Your instructions.
Repeat each line of the listing exactly as written.

Given information.
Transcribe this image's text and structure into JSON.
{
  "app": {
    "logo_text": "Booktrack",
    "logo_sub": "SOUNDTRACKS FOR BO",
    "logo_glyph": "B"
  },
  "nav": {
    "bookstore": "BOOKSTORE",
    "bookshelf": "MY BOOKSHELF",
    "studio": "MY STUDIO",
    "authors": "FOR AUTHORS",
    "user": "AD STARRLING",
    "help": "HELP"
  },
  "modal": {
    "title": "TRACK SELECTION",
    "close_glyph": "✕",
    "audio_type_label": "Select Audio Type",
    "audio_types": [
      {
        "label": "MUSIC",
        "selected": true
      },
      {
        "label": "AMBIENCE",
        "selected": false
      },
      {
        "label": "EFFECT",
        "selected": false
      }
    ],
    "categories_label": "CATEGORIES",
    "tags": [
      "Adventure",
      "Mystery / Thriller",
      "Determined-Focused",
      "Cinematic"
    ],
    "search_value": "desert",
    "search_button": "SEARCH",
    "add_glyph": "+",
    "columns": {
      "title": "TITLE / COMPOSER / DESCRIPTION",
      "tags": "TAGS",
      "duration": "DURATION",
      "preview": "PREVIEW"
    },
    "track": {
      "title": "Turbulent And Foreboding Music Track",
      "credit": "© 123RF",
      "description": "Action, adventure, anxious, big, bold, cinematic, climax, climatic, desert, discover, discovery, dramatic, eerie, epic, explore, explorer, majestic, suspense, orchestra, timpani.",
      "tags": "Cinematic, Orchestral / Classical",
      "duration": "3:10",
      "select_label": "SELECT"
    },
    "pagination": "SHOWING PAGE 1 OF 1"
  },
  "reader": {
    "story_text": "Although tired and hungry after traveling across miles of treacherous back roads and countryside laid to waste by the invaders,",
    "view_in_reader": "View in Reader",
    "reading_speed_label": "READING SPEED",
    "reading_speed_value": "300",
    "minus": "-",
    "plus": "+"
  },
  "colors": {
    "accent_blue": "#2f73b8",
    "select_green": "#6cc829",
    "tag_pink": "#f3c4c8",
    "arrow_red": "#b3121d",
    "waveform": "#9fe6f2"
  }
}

Result of this task.
Transcribe this image's text and structure into JSON.
{
  "app": {
    "logo_text": "Booktrack",
    "logo_sub": "SOUNDTRACKS FOR BO",
    "logo_glyph": "B"
  },
  "nav": {
    "bookstore": "BOOKSTORE",
    "bookshelf": "MY BOOKSHELF",
    "studio": "MY STUDIO",
    "authors": "FOR AUTHORS",
    "user": "AD STARRLING",
    "help": "HELP"
  },
  "modal": {
    "title": "TRACK SELECTION",
    "close_glyph": "✕",
    "audio_type_label": "Select Audio Type",
    "audio_types": [
      {
        "label": "MUSIC",
        "selected": true
      },
      {
        "label": "AMBIENCE",
        "selected": false
      },
      {
        "label": "EFFECT",
        "selected": false
      }
    ],
    "categories_label": "CATEGORIES",
    "tags": [
      "Adventure",
      "Mystery / Thriller",
      "Determined-Focused",
      "Cinematic"
    ],
    "search_value": "desert",
    "search_button": "SEARCH",
    "add_glyph": "+",
    "columns": {
      "title": "TITLE / COMPOSER / DESCRIPTION",
      "tags": "TAGS",
      "duration": "DURATION",
      "preview": "PREVIEW"
    },
    "track": {
      "title": "Turbulent And Foreboding Music Track",
      "credit": "© 123RF",
      "description": "Action, adventure, anxious, big, bold, cinematic, climax, climatic, desert, discover, discovery, dramatic, eerie, epic, explore, explorer, majestic, suspense, orchestra, timpani.",
      "tags": "Cinematic, Orchestral / Classical",
      "duration": "3:10",
      "select_label": "SELECT"
    },
    "pagination": "SHOWING PAGE 1 OF 1"
  },
  "reader": {
    "story_text": "Although tired and hungry after traveling across miles of treacherous back roads and countryside laid to waste by the invaders,",
    "view_in_reader": "View in Reader",
    "reading_speed_label": "READING SPEED",
    "reading_speed_value": "300",
    "minus": "-",
    "plus": "+"
  },
  "colors": {
    "accent_blue": "#2f73b8",
    "select_green": "#6cc829",
    "tag_pink": "#f3c4c8",
    "arrow_red": "#b3121d",
    "waveform": "#9fe6f2"
  }
}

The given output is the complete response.